Governed by an executive committee drawn from the active board of trustees members, many of whom have been involved with the Capitol, the Society also receives advice and support from its honorary board. Past board members assist the Society through our Emeritus Board.
The U.S. Capitol Historical Society is a nonpartisan, nonprofit, tax-exempt, educational 501(c)3 organization.
The United States Capitol Historical Society was organized in 1962 to study and interpret to the public the rich heritage of the Capitol building and the United States Congress. It is the only private non-profit educational organization dedicated solely to recording the history of the building and Congress, which serves as the instrument by which the American people govern themselves.
Active in the founding of the Society in 1962 were the bi-partisan leadership of the Congress, respected historians, other interested citizens and the catalyst and first Society President, Fred Schwengel, then a Congressman from Iowa. All incumbent Members of Congress are honorary members of the Society. In 1978, the responsibilities of the Society were greatly expanded when it was chartered by Congress. Another important duty that emanated from the 1968 Visitor Center Act was the operation of the visitor center in the Capitol where the Society provides information and historical literature and other items for sale to visitors to the Capitol.

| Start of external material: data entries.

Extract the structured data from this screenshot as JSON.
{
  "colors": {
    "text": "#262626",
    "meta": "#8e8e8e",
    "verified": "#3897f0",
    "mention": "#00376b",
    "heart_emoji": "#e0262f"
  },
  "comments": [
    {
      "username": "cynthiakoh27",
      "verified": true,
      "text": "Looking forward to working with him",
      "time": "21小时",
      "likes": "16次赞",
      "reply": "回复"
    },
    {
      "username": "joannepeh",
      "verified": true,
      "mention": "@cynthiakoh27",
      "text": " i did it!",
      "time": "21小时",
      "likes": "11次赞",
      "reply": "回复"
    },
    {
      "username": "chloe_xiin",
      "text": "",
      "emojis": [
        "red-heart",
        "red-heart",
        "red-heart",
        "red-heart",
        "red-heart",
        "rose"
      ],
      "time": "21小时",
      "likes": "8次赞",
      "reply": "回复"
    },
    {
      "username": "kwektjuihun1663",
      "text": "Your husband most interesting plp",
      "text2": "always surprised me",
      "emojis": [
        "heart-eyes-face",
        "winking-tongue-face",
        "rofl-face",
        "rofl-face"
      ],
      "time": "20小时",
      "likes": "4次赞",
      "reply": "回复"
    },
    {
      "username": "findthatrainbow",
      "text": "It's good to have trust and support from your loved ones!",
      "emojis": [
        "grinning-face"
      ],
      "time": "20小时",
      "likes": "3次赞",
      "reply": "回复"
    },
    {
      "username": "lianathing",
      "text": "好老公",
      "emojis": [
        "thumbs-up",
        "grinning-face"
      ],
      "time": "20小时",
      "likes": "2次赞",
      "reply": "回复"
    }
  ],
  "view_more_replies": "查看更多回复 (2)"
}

The Society, with the support of the National Geographic Society, originated early in its history its first and most successful historical publication: We the People, the Story of the United States Capitol. Now in its 15th edition, more than five million copies of this informative and popular history have been sold in six languages. Soon after, in 1968, the Society published its first “We the People” historical calendar. In recent years the Society’s calendar has been seen in every part of the world and its distribution reached one million copies annually.
As the Society conceived additional projects and programs to further research the history of the Capitol and Congress, its publication program grew to include a guidebook to the Capital city, Washington Past and Present. Symposia are held that contribute to its nationally respected academic series of scholarly publications.
In 1975, the Society entered the visual media field, producing the video/film, “City Out of Wilderness” (updated in 1991) and in 1988 the video/film “A Place of Resounding Deeds.” These historical tours of the Capitol and Washington have been acclaimed by national educational associations and elementary and secondary teachers for their educational value.
The Society and its Board of Trustees realize the great need for providing factual information and insight into the history of the nation to both young and old. It promotes an informed body of citizens able to recognize the blessing that is America’s representative system of government, the sacrifice that has brought it about and the legacy of past generations who have preserved and carried it forward. In the words of former Society President Clarence J. Brown, “The mission of the Society is to research and interpret the history of the Capitol, the institutions and people who have served in it, and to preserve and enhance its beauty by providing art and artifacts for its embellishment.”
The passage of HR-11035 in the 95th Congress, later Public Law 95-493, chartered the United States Capitol Historical Society. Read the text of the charter below:
“Hear ye, Hear ye, The Congress of the United States passed HR-11035 by unanimous vote now known as Public Law No. 95-493; 95th Congress. On October 20, 1978 the President of the United States signed this Act as a Public Law giving the United States Capitol Historical Society a Congressional Charter with certain and important authorities to preserve and improve the Capitol, research, publish, create items, medals, and material of historical interest and to cooperate with congressional committees and federal agencies in the work of the Society and the distribution of its products.”